In the end

This time is the hardest. I just recently had to through it myself.

A choice that is becoming available in more areas, is where you can have a licensed veterinerian come to your house, to euthanize your cat. My own personal feeling is that it puts your beloved pet through less stress. But that is only my personal feeling. This most recent call, was in fact the second time I had to call Dr. Debra Volenec. She was kind enough to allow me to use some of the information from her website at: She was telling me that the vetranery community as a whole is starting to embrace and research the end of life process and developing guidelines for the humane euthanization of pets.

Deciding when it is time to end the life of your beloved cat, is so hard because you anticipate their loss in your life. Some of you think, why not a natural death. That is how they have been dying for thousands of years. Dr. Volenec brought up a good point. Your pet has led anything but a "natuaral" life. Your pet has not had to fight other animals for food or a territory to hunt, provide their own food, find water or drink from unhealthy water sources, suffer from parasites and disease, or need to find a safe place to rest.

Your pet did not meet a swift end, when it became too weak to provide for itself. Parasites that come from unhealthy drinking sources are not ending your cat's life, like it might in the wild. Just as changes have occurred in our health care, and we live longer lives than our ancestors, the same is true for our pets. as much as we all can hope that we pass quietly in our sleep, often the ravages of diseases we have make the process long and painful.
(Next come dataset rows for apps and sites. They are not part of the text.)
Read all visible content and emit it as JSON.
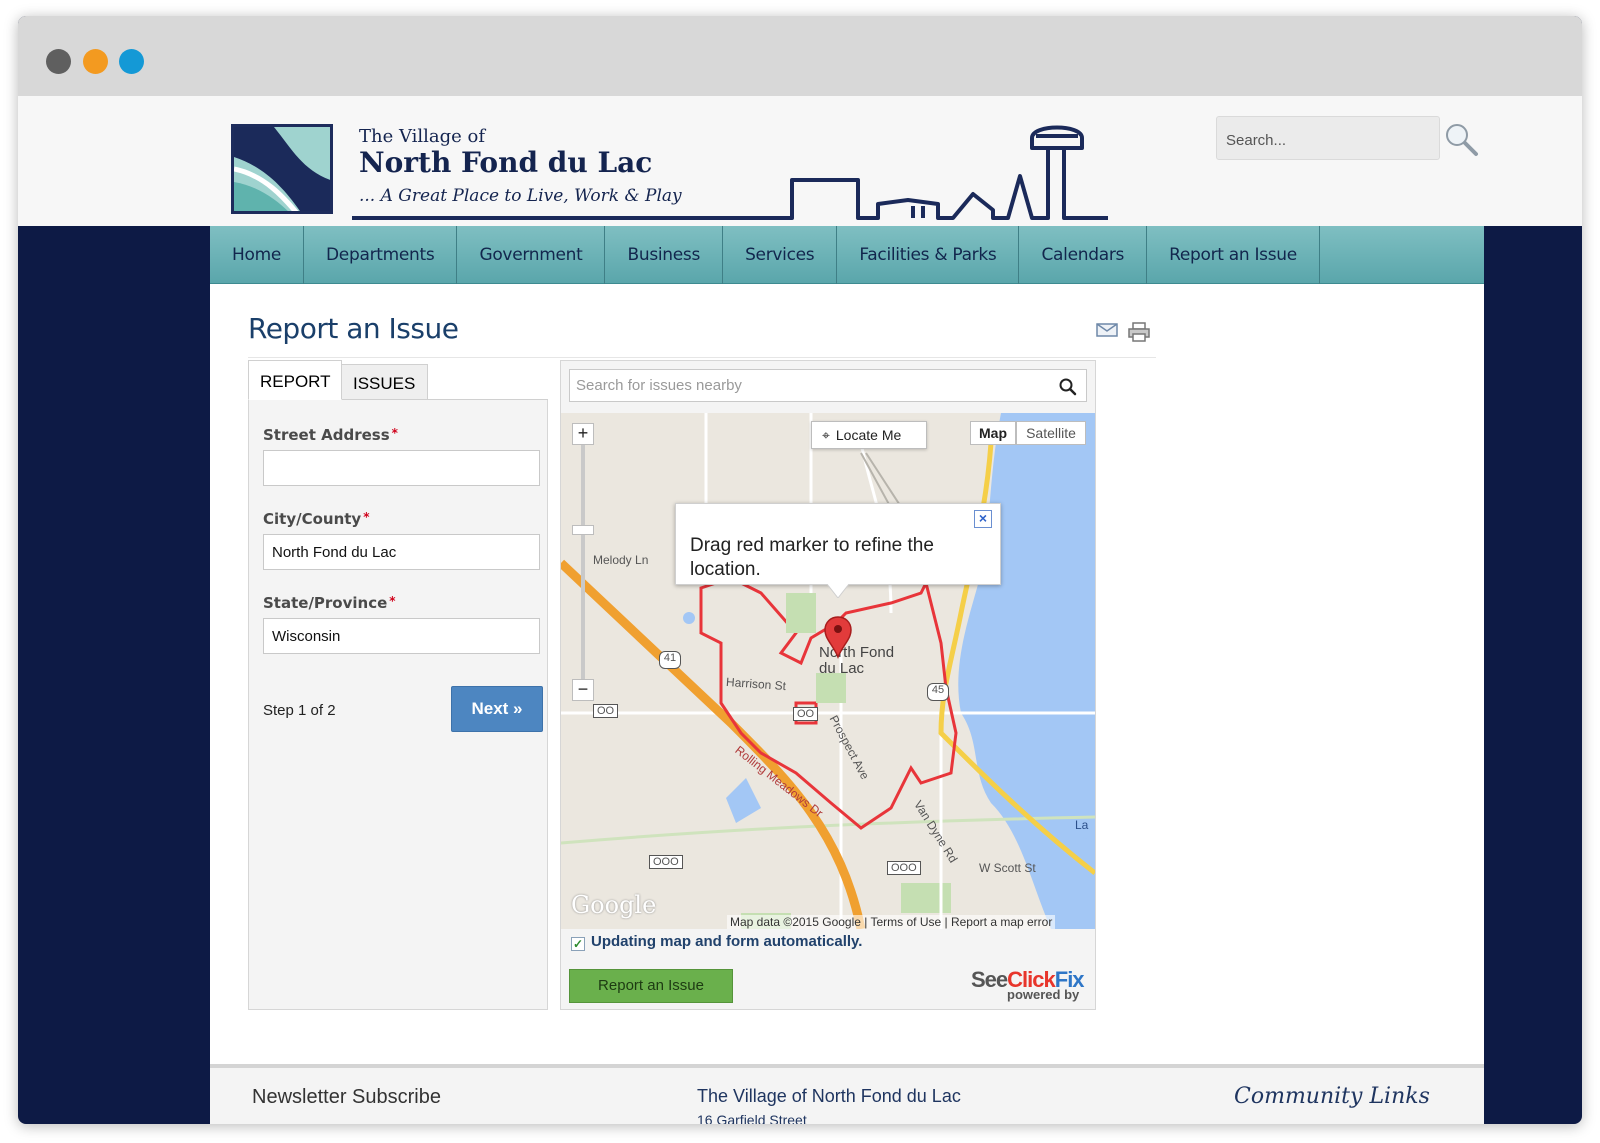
{
  "window": {
    "controls": [
      "close",
      "minimize",
      "zoom"
    ]
  },
  "header": {
    "logo_small": "The Village of",
    "logo_big": "North Fond du Lac",
    "tagline": "... A Great Place to Live, Work & Play",
    "search_placeholder": "Search..."
  },
  "nav": {
    "items": [
      "Home",
      "Departments",
      "Government",
      "Business",
      "Services",
      "Facilities & Parks",
      "Calendars",
      "Report an Issue"
    ]
  },
  "page": {
    "title": "Report an Issue",
    "tools": [
      "email-icon",
      "print-icon"
    ]
  },
  "form": {
    "tabs": [
      "REPORT",
      "ISSUES"
    ],
    "street_label": "Street Address",
    "street_value": "",
    "city_label": "City/County",
    "city_value": "North Fond du Lac",
    "state_label": "State/Province",
    "state_value": "Wisconsin",
    "required_mark": "*",
    "step": "Step 1 of 2",
    "next": "Next »"
  },
  "map": {
    "search_placeholder": "Search for issues nearby",
    "locate": "Locate Me",
    "zoom_in": "+",
    "zoom_out": "−",
    "type_map": "Map",
    "type_satellite": "Satellite",
    "info_text": "Drag red marker to refine the location.",
    "info_close": "×",
    "labels": {
      "melody": "Melody Ln",
      "town": "North Fond du Lac",
      "harrison": "Harrison St",
      "prospect": "Prospect Ave",
      "rolling": "Rolling Meadows Dr",
      "vandyne": "Van Dyne Rd",
      "scott": "W Scott St",
      "la": "La",
      "r41": "41",
      "r45": "45",
      "r00a": "OO",
      "r00b": "OO",
      "r000a": "OOO",
      "r000b": "OOO"
    },
    "google": "Google",
    "attrib": "Map data ©2015 Google  |  Terms of Use  |  Report a map error",
    "auto_update": "Updating map and form automatically.",
    "report_button": "Report an Issue",
    "brand_see": "See",
    "brand_click": "Click",
    "brand_fix": "Fix",
    "brand_sub": "powered by"
  },
  "footer": {
    "newsletter": "Newsletter Subscribe",
    "village": "The Village of North Fond du Lac",
    "address": "16 Garfield Street",
    "community": "Community Links"
  },
  "colors": {
    "page_bg": "#0d1a45",
    "nav": "#6bb0b5",
    "title": "#1a3f6a",
    "next_button": "#4d86c1",
    "report_button": "#6ab04c",
    "boundary": "#e8353a",
    "highway": "#f0a030"
  }
}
That is also true for your pets.

Angels At The End
This paragraph comes directly from Dr. Volenec's site, but I paraphrase the freedoms themselves. So, how do we tell if our pets are suffering and what signs do we look for? Animals can be very good at hiding their symptoms, which is an instinct left from the time when they had to fend for themselves. Our pets do not understand suffering; they just accept it and endure it. The guidelines set forth by the United Kingdom's Farm Animal Welfare Council in 1965 holds true for all animals. Their 5 Freedoms are based on the concept that "the welfare of an animal includes its physical and mental state and that good animal welfare implies both fitness and a sense of well-being. Any animal kept by man must, at least, be protected from unnecessary suffering." These 5 Freedoms state that quality of life for animals has at least these basic needs:

1. Freedom from hunger and thirst 2. Freedom from discomfort 3. Freedom from pain, injury or disease 4. Freedom to express normal behavior 5. Freedom from fear and distress

Relying on those around you such as family or friends, can help you keep an objective view of when it is time to think about ending your pet's life. In my case the cost was not that much more than if I took my cat to the regular Vet. But with most of us that isn't the driving factor. The quality of life, and the quality of end of life is the driving factor, as it should be.